Again, this comes back to personal responsibility. Training your dog to have an extremely reliable recall—including being called off chasing wildlife—takes a lot of hard work and continued practice.
If you’re not willing to put in that work, keep your dog on-leash. If off-leash hiking is a passion and regulations permit, here are some suggestions for finding a little solitude for you and your dog to roam.
1. Go very early in the morning when places are not as crowded. You’ll be headed back for ice cream as the parking lot fills up!
2. Choose areas that are lightly used. Usually, this means trails not as convenient to town. If the parking lot is crowded, look for another trail.
3. Hike off-season. Many very popular summer trails are totally deserted in the late fall, winter or early spring.

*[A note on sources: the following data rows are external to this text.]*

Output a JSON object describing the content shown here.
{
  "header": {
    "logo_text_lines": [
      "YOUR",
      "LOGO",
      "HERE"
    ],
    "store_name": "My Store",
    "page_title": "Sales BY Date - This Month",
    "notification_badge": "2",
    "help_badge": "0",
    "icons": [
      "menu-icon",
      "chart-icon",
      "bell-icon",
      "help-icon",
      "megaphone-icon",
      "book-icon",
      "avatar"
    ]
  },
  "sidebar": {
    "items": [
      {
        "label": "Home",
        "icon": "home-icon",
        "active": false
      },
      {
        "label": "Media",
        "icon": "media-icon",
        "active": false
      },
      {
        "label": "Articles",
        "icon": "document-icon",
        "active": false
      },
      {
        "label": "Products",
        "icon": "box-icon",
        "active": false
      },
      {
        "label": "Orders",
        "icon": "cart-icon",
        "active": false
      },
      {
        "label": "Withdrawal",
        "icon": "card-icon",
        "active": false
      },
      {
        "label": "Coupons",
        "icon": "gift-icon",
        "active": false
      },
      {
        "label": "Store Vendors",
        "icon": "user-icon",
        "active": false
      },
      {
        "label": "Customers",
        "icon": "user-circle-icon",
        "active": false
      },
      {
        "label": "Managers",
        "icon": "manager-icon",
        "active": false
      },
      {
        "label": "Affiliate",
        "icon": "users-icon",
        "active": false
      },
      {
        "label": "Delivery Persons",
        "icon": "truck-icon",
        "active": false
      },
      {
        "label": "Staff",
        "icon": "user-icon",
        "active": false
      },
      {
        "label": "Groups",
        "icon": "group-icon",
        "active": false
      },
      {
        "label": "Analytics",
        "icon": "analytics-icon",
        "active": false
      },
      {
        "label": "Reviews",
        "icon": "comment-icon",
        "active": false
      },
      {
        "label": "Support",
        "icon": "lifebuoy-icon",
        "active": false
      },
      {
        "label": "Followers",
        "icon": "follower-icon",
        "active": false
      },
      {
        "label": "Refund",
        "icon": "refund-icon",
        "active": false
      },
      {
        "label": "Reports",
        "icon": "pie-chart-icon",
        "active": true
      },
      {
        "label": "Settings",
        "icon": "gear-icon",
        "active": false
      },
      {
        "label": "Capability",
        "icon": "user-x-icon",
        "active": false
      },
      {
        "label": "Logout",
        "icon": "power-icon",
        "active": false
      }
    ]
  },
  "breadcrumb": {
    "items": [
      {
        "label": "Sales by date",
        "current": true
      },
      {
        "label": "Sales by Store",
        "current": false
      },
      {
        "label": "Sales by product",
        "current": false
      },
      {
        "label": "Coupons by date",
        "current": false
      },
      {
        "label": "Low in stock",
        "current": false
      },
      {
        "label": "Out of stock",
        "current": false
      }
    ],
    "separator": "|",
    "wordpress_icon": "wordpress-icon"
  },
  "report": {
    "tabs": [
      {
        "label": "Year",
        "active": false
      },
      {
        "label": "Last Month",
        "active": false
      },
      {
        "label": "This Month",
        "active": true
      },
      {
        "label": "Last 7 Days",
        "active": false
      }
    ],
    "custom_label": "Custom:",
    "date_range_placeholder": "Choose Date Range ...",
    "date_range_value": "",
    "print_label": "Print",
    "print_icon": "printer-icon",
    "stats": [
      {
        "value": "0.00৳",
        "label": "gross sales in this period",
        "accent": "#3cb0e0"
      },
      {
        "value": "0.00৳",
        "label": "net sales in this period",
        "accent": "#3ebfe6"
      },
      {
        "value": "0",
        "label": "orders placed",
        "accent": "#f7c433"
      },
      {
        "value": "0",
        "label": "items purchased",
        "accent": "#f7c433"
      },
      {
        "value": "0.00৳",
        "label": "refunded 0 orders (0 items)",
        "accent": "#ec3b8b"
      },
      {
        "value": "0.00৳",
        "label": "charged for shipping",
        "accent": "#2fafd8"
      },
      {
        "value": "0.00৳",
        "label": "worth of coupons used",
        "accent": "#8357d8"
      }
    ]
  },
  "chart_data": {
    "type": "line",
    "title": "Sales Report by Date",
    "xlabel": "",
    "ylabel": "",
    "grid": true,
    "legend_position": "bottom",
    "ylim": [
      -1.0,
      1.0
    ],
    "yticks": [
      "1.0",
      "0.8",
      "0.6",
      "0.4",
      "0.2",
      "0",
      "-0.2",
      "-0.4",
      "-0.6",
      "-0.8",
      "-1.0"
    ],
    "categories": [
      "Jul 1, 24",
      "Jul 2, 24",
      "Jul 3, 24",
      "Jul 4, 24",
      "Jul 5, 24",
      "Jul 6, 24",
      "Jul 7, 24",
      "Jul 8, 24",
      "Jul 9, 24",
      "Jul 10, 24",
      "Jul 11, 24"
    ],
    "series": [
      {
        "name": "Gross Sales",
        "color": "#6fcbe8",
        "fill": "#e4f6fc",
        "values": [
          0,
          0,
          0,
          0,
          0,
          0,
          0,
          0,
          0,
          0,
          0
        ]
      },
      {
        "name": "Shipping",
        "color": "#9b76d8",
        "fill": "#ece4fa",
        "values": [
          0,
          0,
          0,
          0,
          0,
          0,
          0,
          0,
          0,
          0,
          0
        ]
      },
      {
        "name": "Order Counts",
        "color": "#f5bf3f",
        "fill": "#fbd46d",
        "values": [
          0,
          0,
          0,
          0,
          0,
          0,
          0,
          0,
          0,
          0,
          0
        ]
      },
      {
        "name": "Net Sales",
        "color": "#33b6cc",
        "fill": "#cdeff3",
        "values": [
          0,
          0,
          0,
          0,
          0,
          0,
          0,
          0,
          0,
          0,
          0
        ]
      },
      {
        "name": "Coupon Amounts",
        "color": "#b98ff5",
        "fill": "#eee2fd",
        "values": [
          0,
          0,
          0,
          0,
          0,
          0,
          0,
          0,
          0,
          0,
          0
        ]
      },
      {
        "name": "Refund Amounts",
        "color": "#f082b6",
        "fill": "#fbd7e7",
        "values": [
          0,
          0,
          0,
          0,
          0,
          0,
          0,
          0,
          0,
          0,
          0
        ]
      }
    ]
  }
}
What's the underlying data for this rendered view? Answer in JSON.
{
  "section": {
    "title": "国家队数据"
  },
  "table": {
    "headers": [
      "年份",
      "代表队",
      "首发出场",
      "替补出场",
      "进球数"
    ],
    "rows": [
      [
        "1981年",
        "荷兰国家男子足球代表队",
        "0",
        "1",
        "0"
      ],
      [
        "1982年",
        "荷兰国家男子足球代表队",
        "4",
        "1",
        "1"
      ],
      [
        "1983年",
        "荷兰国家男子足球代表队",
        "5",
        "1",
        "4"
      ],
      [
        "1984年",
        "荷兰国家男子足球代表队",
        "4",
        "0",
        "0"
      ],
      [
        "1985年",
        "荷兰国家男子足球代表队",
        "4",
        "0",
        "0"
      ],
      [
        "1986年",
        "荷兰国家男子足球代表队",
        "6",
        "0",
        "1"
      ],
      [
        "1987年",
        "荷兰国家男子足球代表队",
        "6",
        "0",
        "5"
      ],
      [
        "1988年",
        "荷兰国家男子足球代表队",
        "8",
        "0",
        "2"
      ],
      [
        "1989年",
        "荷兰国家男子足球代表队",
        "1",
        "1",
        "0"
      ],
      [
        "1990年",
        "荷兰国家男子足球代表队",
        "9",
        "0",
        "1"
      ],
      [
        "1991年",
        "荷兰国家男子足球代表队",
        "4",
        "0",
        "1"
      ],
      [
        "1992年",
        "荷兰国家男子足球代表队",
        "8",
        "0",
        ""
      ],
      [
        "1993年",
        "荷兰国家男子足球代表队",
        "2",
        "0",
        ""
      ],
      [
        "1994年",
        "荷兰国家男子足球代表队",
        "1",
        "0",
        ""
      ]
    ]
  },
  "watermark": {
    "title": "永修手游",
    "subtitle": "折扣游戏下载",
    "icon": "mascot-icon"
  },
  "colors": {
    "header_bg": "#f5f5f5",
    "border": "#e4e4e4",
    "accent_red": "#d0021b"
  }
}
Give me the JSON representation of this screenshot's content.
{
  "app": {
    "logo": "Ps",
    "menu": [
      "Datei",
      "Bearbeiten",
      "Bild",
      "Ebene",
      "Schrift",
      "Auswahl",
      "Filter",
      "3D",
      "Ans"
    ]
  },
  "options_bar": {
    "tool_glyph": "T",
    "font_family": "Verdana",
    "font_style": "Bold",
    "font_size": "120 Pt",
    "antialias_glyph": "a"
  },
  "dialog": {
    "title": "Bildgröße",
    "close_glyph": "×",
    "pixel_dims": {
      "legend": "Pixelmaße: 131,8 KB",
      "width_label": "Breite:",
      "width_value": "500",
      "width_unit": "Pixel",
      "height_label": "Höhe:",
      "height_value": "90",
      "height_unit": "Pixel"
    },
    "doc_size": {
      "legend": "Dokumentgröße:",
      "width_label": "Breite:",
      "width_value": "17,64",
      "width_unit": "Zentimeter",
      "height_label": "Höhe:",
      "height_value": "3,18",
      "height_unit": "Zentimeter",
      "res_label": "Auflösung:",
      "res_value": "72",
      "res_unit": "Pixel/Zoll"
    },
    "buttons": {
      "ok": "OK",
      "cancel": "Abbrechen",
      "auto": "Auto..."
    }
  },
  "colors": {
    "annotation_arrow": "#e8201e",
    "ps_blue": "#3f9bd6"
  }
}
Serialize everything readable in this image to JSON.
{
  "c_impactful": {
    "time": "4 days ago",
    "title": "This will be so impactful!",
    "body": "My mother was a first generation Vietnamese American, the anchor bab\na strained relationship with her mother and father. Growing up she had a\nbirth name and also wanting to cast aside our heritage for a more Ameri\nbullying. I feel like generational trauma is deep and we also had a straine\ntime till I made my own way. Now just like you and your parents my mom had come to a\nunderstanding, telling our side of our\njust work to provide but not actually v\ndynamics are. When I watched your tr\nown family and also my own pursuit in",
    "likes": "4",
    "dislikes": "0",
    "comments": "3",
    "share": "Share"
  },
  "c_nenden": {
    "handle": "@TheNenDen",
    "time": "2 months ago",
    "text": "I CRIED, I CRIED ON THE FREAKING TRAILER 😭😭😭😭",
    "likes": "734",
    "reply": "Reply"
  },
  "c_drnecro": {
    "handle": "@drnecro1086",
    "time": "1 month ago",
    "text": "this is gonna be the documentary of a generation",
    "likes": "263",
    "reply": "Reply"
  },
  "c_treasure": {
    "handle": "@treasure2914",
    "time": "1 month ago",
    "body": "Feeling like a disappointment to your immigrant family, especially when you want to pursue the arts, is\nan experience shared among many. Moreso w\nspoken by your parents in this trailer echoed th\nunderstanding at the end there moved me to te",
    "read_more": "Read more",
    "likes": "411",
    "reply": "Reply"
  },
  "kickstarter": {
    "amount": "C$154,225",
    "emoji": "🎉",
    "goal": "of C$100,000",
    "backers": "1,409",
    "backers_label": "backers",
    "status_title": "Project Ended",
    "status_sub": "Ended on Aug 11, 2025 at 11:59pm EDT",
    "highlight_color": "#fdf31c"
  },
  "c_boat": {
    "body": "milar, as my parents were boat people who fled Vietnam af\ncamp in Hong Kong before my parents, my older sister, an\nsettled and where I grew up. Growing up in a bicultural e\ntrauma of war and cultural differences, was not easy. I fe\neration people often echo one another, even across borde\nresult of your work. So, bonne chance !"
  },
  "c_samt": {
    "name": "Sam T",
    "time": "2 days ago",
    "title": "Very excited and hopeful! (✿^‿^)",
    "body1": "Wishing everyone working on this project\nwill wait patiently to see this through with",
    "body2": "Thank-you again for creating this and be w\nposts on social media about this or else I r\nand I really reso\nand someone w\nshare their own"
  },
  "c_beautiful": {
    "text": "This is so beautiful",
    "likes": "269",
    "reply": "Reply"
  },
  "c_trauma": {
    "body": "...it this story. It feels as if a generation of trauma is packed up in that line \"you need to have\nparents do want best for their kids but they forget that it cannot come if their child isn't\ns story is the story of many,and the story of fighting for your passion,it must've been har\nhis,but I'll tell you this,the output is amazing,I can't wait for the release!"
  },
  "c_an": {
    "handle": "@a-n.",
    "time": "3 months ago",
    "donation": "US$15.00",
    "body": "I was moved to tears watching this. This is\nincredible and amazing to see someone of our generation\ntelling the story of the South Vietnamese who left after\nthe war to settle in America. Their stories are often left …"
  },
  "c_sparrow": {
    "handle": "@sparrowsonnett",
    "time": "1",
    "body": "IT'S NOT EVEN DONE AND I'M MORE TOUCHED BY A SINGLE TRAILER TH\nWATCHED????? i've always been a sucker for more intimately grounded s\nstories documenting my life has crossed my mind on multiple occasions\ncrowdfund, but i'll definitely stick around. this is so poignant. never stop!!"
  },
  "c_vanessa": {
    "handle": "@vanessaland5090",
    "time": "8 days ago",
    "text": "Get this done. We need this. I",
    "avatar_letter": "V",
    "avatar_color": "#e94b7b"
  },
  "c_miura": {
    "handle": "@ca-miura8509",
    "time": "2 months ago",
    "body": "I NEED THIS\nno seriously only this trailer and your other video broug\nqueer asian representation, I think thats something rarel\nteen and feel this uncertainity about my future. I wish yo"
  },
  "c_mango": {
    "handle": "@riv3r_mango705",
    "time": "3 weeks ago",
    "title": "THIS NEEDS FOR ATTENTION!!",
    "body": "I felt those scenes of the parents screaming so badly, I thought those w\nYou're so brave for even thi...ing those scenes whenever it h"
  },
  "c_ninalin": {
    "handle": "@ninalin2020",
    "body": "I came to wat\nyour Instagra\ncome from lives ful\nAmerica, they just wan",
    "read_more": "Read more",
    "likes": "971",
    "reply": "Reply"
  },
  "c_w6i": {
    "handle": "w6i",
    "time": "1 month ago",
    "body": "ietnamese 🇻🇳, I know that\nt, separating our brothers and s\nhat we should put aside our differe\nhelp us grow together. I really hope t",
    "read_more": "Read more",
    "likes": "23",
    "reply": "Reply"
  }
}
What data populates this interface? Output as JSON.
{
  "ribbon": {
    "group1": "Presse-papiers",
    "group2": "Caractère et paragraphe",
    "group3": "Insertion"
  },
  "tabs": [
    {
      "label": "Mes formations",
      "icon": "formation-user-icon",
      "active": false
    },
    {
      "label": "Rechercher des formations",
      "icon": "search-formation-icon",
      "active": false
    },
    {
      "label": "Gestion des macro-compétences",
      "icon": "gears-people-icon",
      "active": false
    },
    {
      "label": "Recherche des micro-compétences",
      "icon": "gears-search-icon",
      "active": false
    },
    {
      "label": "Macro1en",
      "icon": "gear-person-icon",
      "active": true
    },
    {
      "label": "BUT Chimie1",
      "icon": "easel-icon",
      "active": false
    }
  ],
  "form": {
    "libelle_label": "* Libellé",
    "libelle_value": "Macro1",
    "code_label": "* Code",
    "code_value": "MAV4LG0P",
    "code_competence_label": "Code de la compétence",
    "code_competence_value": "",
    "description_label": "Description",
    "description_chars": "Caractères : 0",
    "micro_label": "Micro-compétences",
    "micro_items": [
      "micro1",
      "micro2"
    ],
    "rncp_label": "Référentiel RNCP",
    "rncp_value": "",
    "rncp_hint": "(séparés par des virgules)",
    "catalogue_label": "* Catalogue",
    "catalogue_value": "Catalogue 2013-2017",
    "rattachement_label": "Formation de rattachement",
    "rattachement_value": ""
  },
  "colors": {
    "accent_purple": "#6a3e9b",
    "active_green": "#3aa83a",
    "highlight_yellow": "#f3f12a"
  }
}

4. Understand the trade-offs for responsible off-leash hiking. You may give up the gorgeous alpine lake destination hike for a lesser known basic canyon hike without the whole babbling-brook thing. For my Aussie and me, that’s an easy call!
5. Finally, consider off-trail hiking. Learn to use a map, compass and GPS. Practice in areas you are familiar with before heading offtrail. Take a class in backcountry navigation and get comfortable reading and navigating from topographic maps.
Oh, the places you’ll go!
Anyone who enjoys being in the backcountry with their dog knows there is beauty, nourishment and a sense of connection with our canine pals that reaches deep and stirs the soul. I feel his exhilaration in being who he was meant to be. His nose is up into the wind, picking up information that I can only imagine. I give him these opportunities because his joy brings me great happiness, but I never forget my obligation to keep him and other backcountry users safe. Like it or not, what each dog owner does reflects on all dog owners. As the world gets more crowded, responsible dog owners help maintain our continued access to public lands. Make your adventure days fun, easy and amicable.
See you on the trail!